START Data records

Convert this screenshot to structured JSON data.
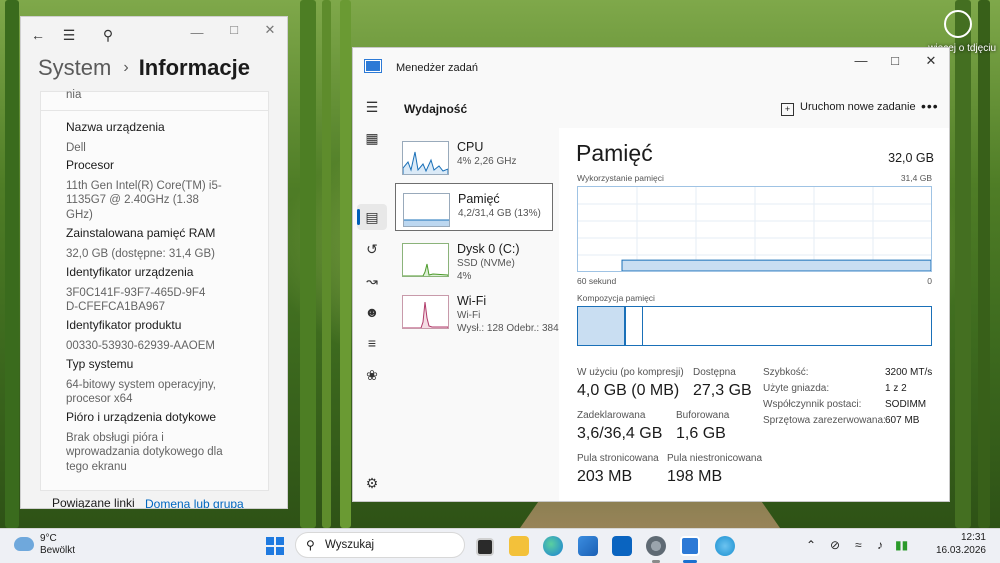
{
  "desktop": {
    "corner_text": "więcej o tdjęciu"
  },
  "settings": {
    "breadcrumb_parent": "System",
    "breadcrumb_current": "Informacje",
    "truncated_text": "nia",
    "specs": [
      {
        "label": "Nazwa urządzenia",
        "value": "Dell"
      },
      {
        "label": "Procesor",
        "value": "11th Gen Intel(R) Core(TM) i5-1135G7 @ 2.40GHz (1.38 GHz)"
      },
      {
        "label": "Zainstalowana pamięć RAM",
        "value": "32,0 GB (dostępne: 31,4 GB)"
      },
      {
        "label": "Identyfikator urządzenia",
        "value": "3F0C141F-93F7-465D-9F4D-CFEFCA1BA967"
      },
      {
        "label": "Identyfikator produktu",
        "value": "00330-53930-62939-AAOEM"
      },
      {
        "label": "Typ systemu",
        "value": "64-bitowy system operacyjny, procesor x64"
      },
      {
        "label": "Pióro i urządzenia dotykowe",
        "value": "Brak obsługi pióra i wprowadzania dotykowego dla tego ekranu"
      }
    ],
    "related_label": "Powiązane linki",
    "related_link": "Domena lub grupa"
  },
  "taskmanager": {
    "title": "Menedżer zadań",
    "section": "Wydajność",
    "new_task": "Uruchom nowe zadanie",
    "more": "•••",
    "resources": [
      {
        "name": "CPU",
        "sub1": "4%  2,26 GHz",
        "sub2": ""
      },
      {
        "name": "Pamięć",
        "sub1": "4,2/31,4 GB (13%)",
        "sub2": ""
      },
      {
        "name": "Dysk 0 (C:)",
        "sub1": "SSD (NVMe)",
        "sub2": "4%"
      },
      {
        "name": "Wi-Fi",
        "sub1": "Wi-Fi",
        "sub2": "Wysł.: 128  Odebr.: 384"
      }
    ],
    "memory": {
      "title": "Pamięć",
      "total": "32,0 GB",
      "usage_label": "Wykorzystanie pamięci",
      "usage_max": "31,4 GB",
      "time_left": "60 sekund",
      "time_right": "0",
      "composition_label": "Kompozycja pamięci",
      "usage_level": 0.13,
      "stats": {
        "in_use_label": "W użyciu (po kompresji)",
        "in_use": "4,0 GB (0 MB)",
        "available_label": "Dostępna",
        "available": "27,3 GB",
        "committed_label": "Zadeklarowana",
        "committed": "3,6/36,4 GB",
        "cached_label": "Buforowana",
        "cached": "1,6 GB",
        "paged_label": "Pula stronicowana",
        "paged": "203 MB",
        "nonpaged_label": "Pula niestronicowana",
        "nonpaged": "198 MB"
      },
      "details": [
        {
          "key": "Szybkość:",
          "value": "3200 MT/s"
        },
        {
          "key": "Użyte gniazda:",
          "value": "1 z 2"
        },
        {
          "key": "Współczynnik postaci:",
          "value": "SODIMM"
        },
        {
          "key": "Sprzętowa zarezerwowana:",
          "value": "607 MB"
        }
      ]
    }
  },
  "taskbar": {
    "temp": "9°C",
    "weather": "Bewölkt",
    "search_placeholder": "Wyszukaj",
    "time": "12:31",
    "date": "16.03.2026"
  }
}
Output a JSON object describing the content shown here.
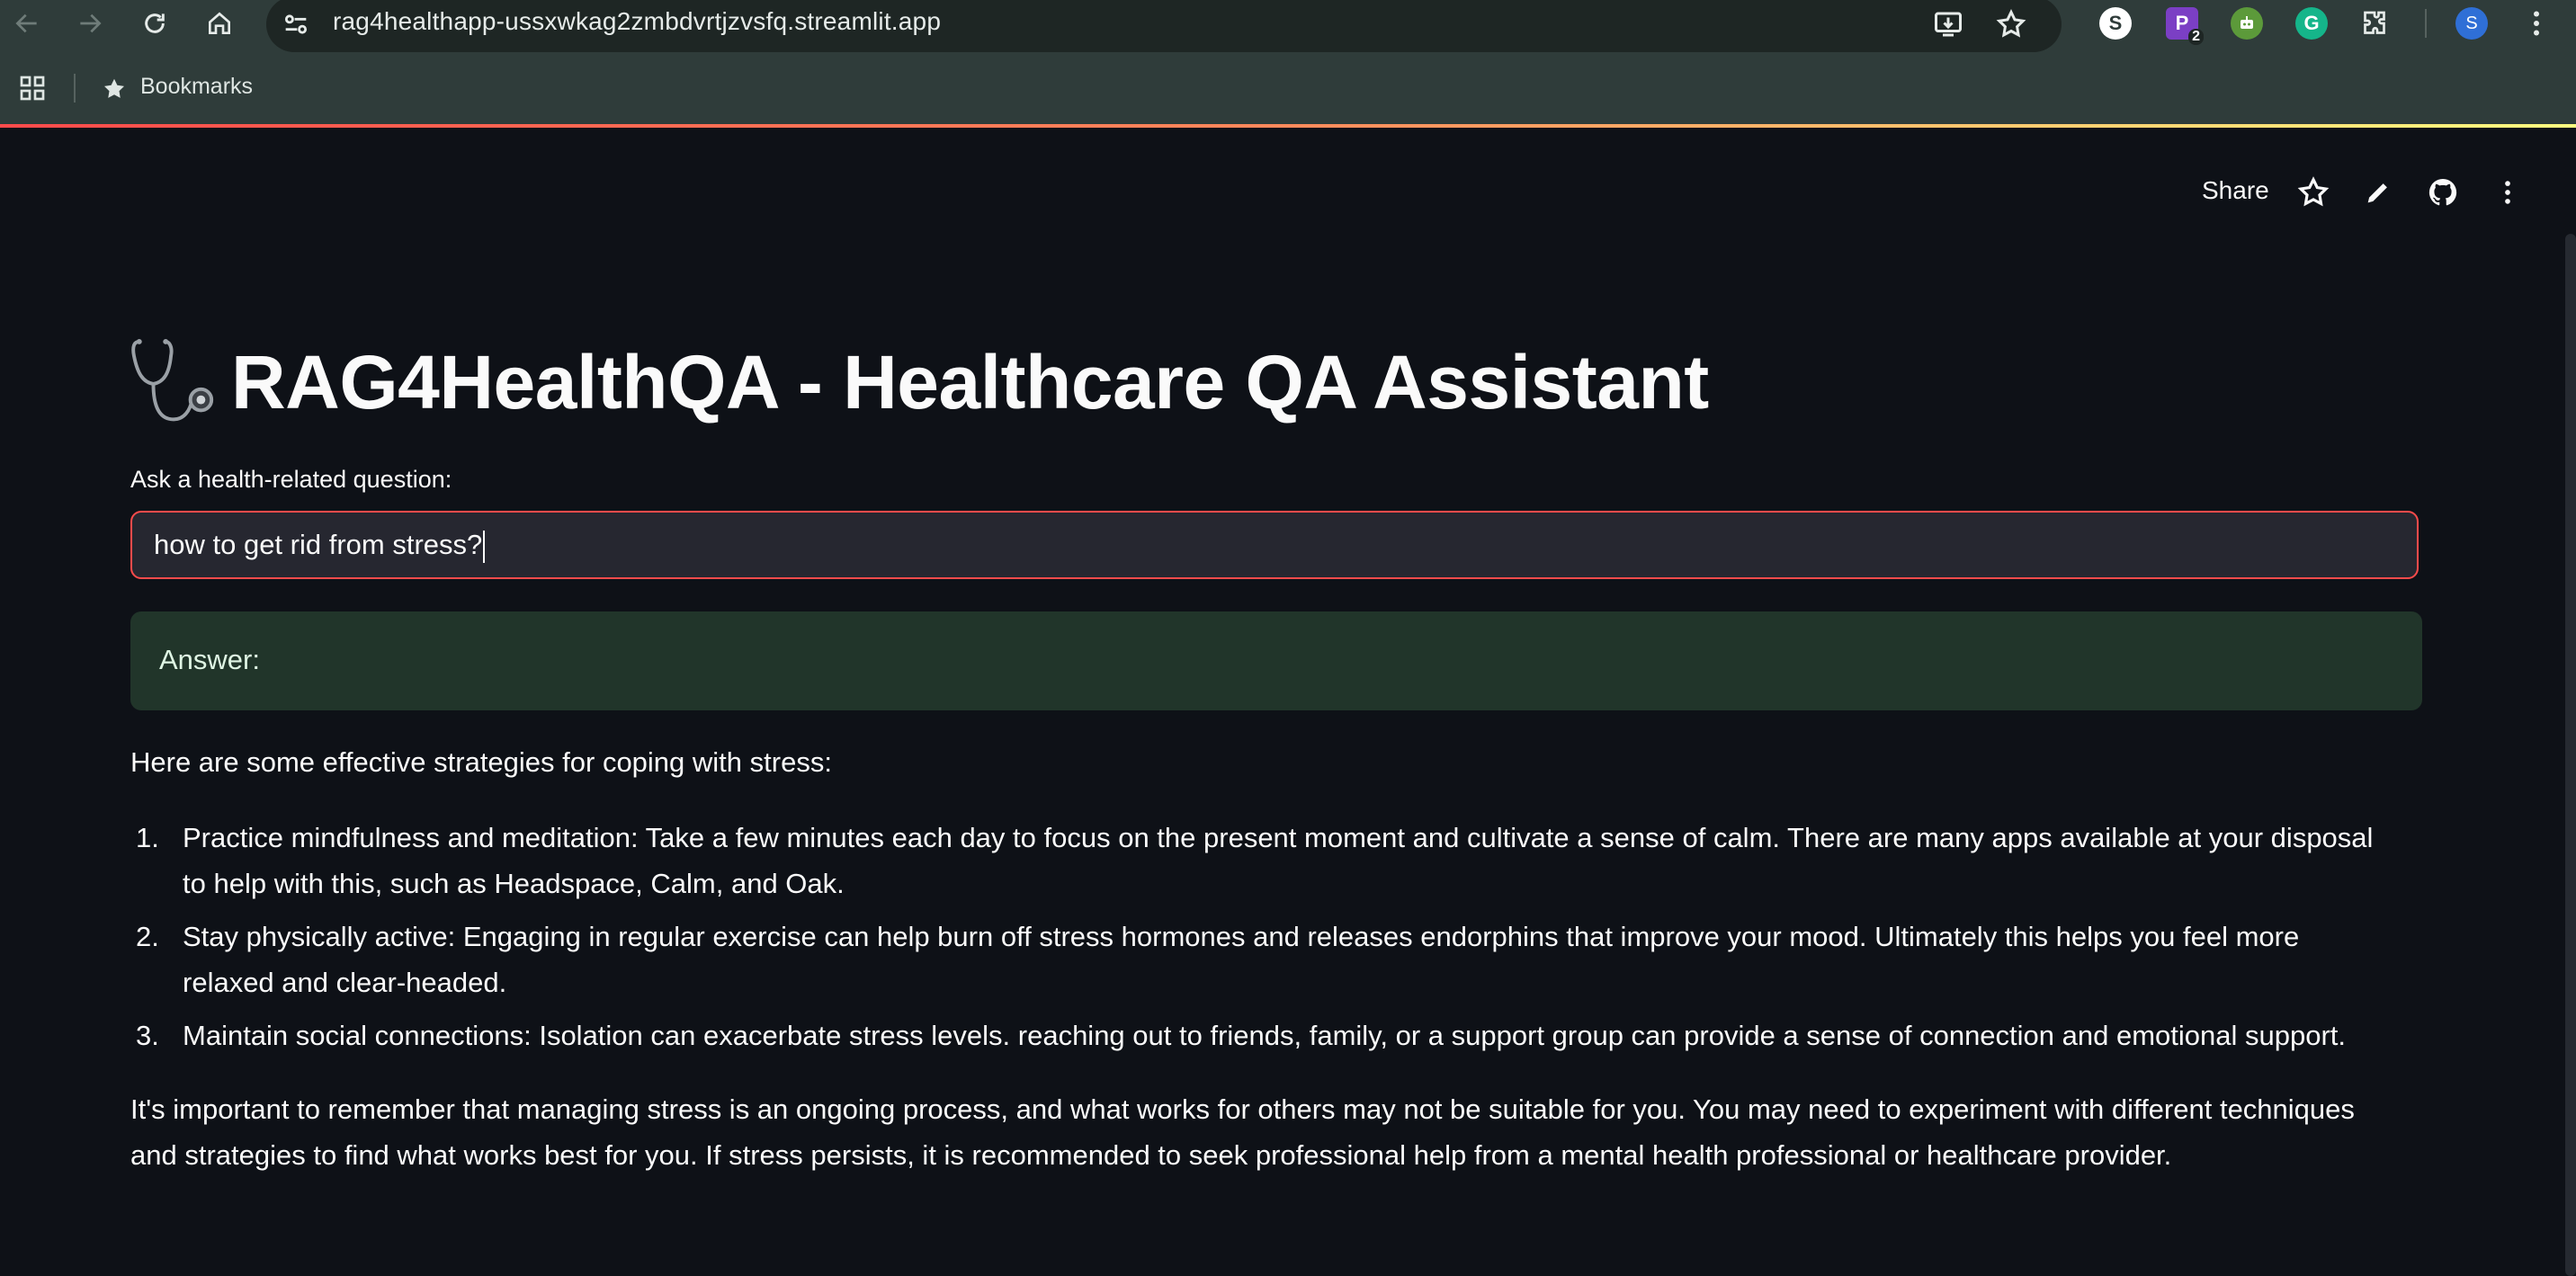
{
  "browser": {
    "url": "rag4healthapp-ussxwkag2zmbdvrtjzvsfq.streamlit.app",
    "bookmarks_label": "Bookmarks",
    "extensions": [
      {
        "name": "s-extension",
        "letter": "S",
        "color": "#ffffff",
        "text_color": "#2f3c3a"
      },
      {
        "name": "p-extension",
        "letter": "P",
        "badge": "2",
        "color": "#7b3fc4",
        "text_color": "#ffffff"
      },
      {
        "name": "robot-extension",
        "letter": "",
        "color": "#5c9a3a",
        "text_color": "#ffffff"
      },
      {
        "name": "grammarly-extension",
        "letter": "G",
        "color": "#15b58a",
        "text_color": "#ffffff"
      }
    ],
    "profile_initial": "S"
  },
  "app_header": {
    "share_label": "Share"
  },
  "page": {
    "title": "RAG4HealthQA - Healthcare QA Assistant",
    "title_icon": "stethoscope-icon",
    "input_label": "Ask a health-related question:",
    "input_value": "how to get rid from stress?",
    "answer_label": "Answer:",
    "intro": "Here are some effective strategies for coping with stress:",
    "strategies": [
      {
        "num": "1.",
        "text": "Practice mindfulness and meditation: Take a few minutes each day to focus on the present moment and cultivate a sense of calm. There are many apps available at your disposal to help with this, such as Headspace, Calm, and Oak."
      },
      {
        "num": "2.",
        "text": "Stay physically active: Engaging in regular exercise can help burn off stress hormones and releases endorphins that improve your mood. Ultimately this helps you feel more relaxed and clear-headed."
      },
      {
        "num": "3.",
        "text": "Maintain social connections: Isolation can exacerbate stress levels. reaching out to friends, family, or a support group can provide a sense of connection and emotional support."
      }
    ],
    "outro": "It's important to remember that managing stress is an ongoing process, and what works for others may not be suitable for you. You may need to experiment with different techniques and strategies to find what works best for you. If stress persists, it is recommended to seek professional help from a mental health professional or healthcare provider."
  },
  "colors": {
    "background": "#0e1117",
    "input_border": "#ff4b4b",
    "answer_bg": "#21352a"
  }
}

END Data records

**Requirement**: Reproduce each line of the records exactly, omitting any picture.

**Expected answer**:
Convert this screenshot to structured JSON data.
{
  "desktop": {
    "corner_text": "więcej o tdjęciu"
  },
  "settings": {
    "breadcrumb_parent": "System",
    "breadcrumb_current": "Informacje",
    "truncated_text": "nia",
    "specs": [
      {
        "label": "Nazwa urządzenia",
        "value": "Dell"
      },
      {
        "label": "Procesor",
        "value": "11th Gen Intel(R) Core(TM) i5-1135G7 @ 2.40GHz (1.38 GHz)"
      },
      {
        "label": "Zainstalowana pamięć RAM",
        "value": "32,0 GB (dostępne: 31,4 GB)"
      },
      {
        "label": "Identyfikator urządzenia",
        "value": "3F0C141F-93F7-465D-9F4D-CFEFCA1BA967"
      },
      {
        "label": "Identyfikator produktu",
        "value": "00330-53930-62939-AAOEM"
      },
      {
        "label": "Typ systemu",
        "value": "64-bitowy system operacyjny, procesor x64"
      },
      {
        "label": "Pióro i urządzenia dotykowe",
        "value": "Brak obsługi pióra i wprowadzania dotykowego dla tego ekranu"
      }
    ],
    "related_label": "Powiązane linki",
    "related_link": "Domena lub grupa"
  },
  "taskmanager": {
    "title": "Menedżer zadań",
    "section": "Wydajność",
    "new_task": "Uruchom nowe zadanie",
    "more": "•••",
    "resources": [
      {
        "name": "CPU",
        "sub1": "4%  2,26 GHz",
        "sub2": ""
      },
      {
        "name": "Pamięć",
        "sub1": "4,2/31,4 GB (13%)",
        "sub2": ""
      },
      {
        "name": "Dysk 0 (C:)",
        "sub1": "SSD (NVMe)",
        "sub2": "4%"
      },
      {
        "name": "Wi-Fi",
        "sub1": "Wi-Fi",
        "sub2": "Wysł.: 128  Odebr.: 384"
      }
    ],
    "memory": {
      "title": "Pamięć",
      "total": "32,0 GB",
      "usage_label": "Wykorzystanie pamięci",
      "usage_max": "31,4 GB",
      "time_left": "60 sekund",
      "time_right": "0",
      "composition_label": "Kompozycja pamięci",
      "usage_level": 0.13,
      "stats": {
        "in_use_label": "W użyciu (po kompresji)",
        "in_use": "4,0 GB (0 MB)",
        "available_label": "Dostępna",
        "available": "27,3 GB",
        "committed_label": "Zadeklarowana",
        "committed": "3,6/36,4 GB",
        "cached_label": "Buforowana",
        "cached": "1,6 GB",
        "paged_label": "Pula stronicowana",
        "paged": "203 MB",
        "nonpaged_label": "Pula niestronicowana",
        "nonpaged": "198 MB"
      },
      "details": [
        {
          "key": "Szybkość:",
          "value": "3200 MT/s"
        },
        {
          "key": "Użyte gniazda:",
          "value": "1 z 2"
        },
        {
          "key": "Współczynnik postaci:",
          "value": "SODIMM"
        },
        {
          "key": "Sprzętowa zarezerwowana:",
          "value": "607 MB"
        }
      ]
    }
  },
  "taskbar": {
    "temp": "9°C",
    "weather": "Bewölkt",
    "search_placeholder": "Wyszukaj",
    "time": "12:31",
    "date": "16.03.2026"
  }
}
Output a JSON object describing the content shown here.
{
  "browser": {
    "url": "rag4healthapp-ussxwkag2zmbdvrtjzvsfq.streamlit.app",
    "bookmarks_label": "Bookmarks",
    "extensions": [
      {
        "name": "s-extension",
        "letter": "S",
        "color": "#ffffff",
        "text_color": "#2f3c3a"
      },
      {
        "name": "p-extension",
        "letter": "P",
        "badge": "2",
        "color": "#7b3fc4",
        "text_color": "#ffffff"
      },
      {
        "name": "robot-extension",
        "letter": "",
        "color": "#5c9a3a",
        "text_color": "#ffffff"
      },
      {
        "name": "grammarly-extension",
        "letter": "G",
        "color": "#15b58a",
        "text_color": "#ffffff"
      }
    ],
    "profile_initial": "S"
  },
  "app_header": {
    "share_label": "Share"
  },
  "page": {
    "title": "RAG4HealthQA - Healthcare QA Assistant",
    "title_icon": "stethoscope-icon",
    "input_label": "Ask a health-related question:",
    "input_value": "how to get rid from stress?",
    "answer_label": "Answer:",
    "intro": "Here are some effective strategies for coping with stress:",
    "strategies": [
      {
        "num": "1.",
        "text": "Practice mindfulness and meditation: Take a few minutes each day to focus on the present moment and cultivate a sense of calm. There are many apps available at your disposal to help with this, such as Headspace, Calm, and Oak."
      },
      {
        "num": "2.",
        "text": "Stay physically active: Engaging in regular exercise can help burn off stress hormones and releases endorphins that improve your mood. Ultimately this helps you feel more relaxed and clear-headed."
      },
      {
        "num": "3.",
        "text": "Maintain social connections: Isolation can exacerbate stress levels. reaching out to friends, family, or a support group can provide a sense of connection and emotional support."
      }
    ],
    "outro": "It's important to remember that managing stress is an ongoing process, and what works for others may not be suitable for you. You may need to experiment with different techniques and strategies to find what works best for you. If stress persists, it is recommended to seek professional help from a mental health professional or healthcare provider."
  },
  "colors": {
    "background": "#0e1117",
    "input_border": "#ff4b4b",
    "answer_bg": "#21352a"
  }
}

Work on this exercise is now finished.